Are there patterns of language use in bilingual households that best support children’s learning?
Led by Casey Lew-Williams, associate professor in Princeton’s Department of Psychology and Krista Byers-Heinlein, Concordia University Research Chair in Bilingualism, the new longitudinal study will look at toddlers in bilingual households and how their exposure to two languages affects their development as they age.
The five-year, $2 million study is funded by the Eunice Kennedy Shriver National Institute of Child Health and Human Development.
The primary goal of the study is to understand how bilingual infants and toddlers learn two languages in the context of everyday switching across sentences, conversations, and people. The study will follow two groups of 50 children, one growing up in French-English households in Montreal, the other in Spanish-English households in New Jersey. The researchers will record language use in bilingual households, and test the children at 12, 24 and 36 months of age using eye-trackers to measure their word comprehension and language processing.
Researchers will benefit from having the opportunity to compare bilingual children from two distinct groups. By comparing French-English speakers in Montreal to Spanish-English speakers in New Jersey, the researchers are getting data on separate communities and cultures, according to Lew-Williams.

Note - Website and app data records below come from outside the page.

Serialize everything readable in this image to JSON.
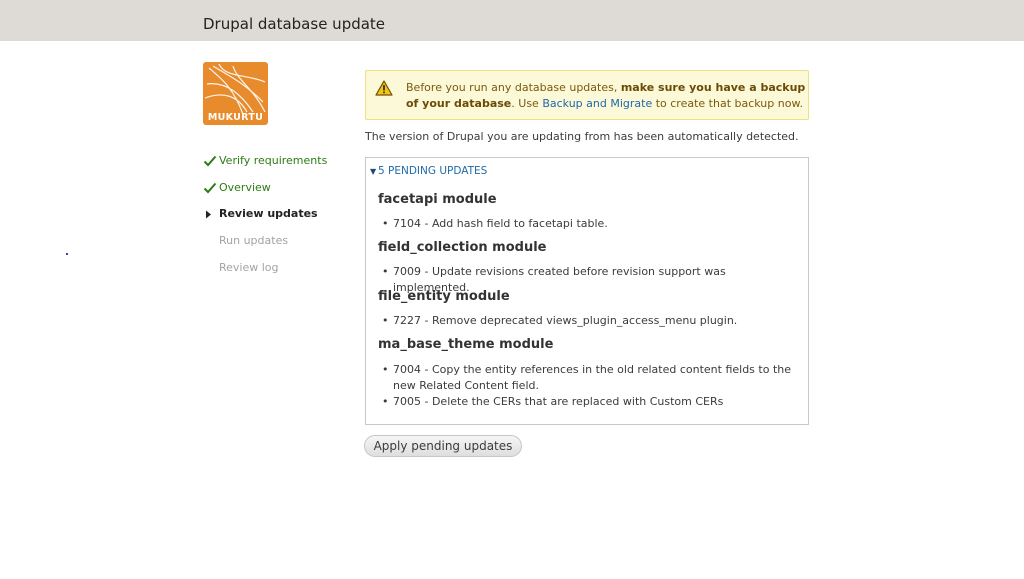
{
  "header": {
    "title": "Drupal database update"
  },
  "logo": {
    "text": "MUKURTU"
  },
  "tasks": [
    {
      "label": "Verify requirements",
      "status": "done"
    },
    {
      "label": "Overview",
      "status": "done"
    },
    {
      "label": "Review updates",
      "status": "active"
    },
    {
      "label": "Run updates",
      "status": "todo"
    },
    {
      "label": "Review log",
      "status": "todo"
    }
  ],
  "warning": {
    "prefix": "Before you run any database updates, ",
    "bold": "make sure you have a backup of your database",
    "middle": ". Use ",
    "link": "Backup and Migrate",
    "suffix": " to create that backup now."
  },
  "intro": "The version of Drupal you are updating from has been automatically detected.",
  "pending": {
    "legend": "5 PENDING UPDATES",
    "modules": [
      {
        "name": "facetapi module",
        "updates": [
          "7104 - Add hash field to facetapi table."
        ]
      },
      {
        "name": "field_collection module",
        "updates": [
          "7009 - Update revisions created before revision support was implemented."
        ]
      },
      {
        "name": "file_entity module",
        "updates": [
          "7227 - Remove deprecated views_plugin_access_menu plugin."
        ]
      },
      {
        "name": "ma_base_theme module",
        "updates": [
          "7004 - Copy the entity references in the old related content fields to the new Related Content field.",
          "7005 - Delete the CERs that are replaced with Custom CERs"
        ]
      }
    ]
  },
  "apply_button": "Apply pending updates",
  "colors": {
    "header_bg": "#dedbd6",
    "logo_orange": "#e88b2d",
    "done_green": "#2c7b16",
    "link_blue": "#2266aa",
    "warning_bg": "#fcf9d9"
  }
}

“Their languages are different, their cultures are different, their average socioeconomic status is different, and their governments differ in how they signal the value of bilingualism. Each of these could affect how parents think about bilingualism and how they use language with their children,” he says.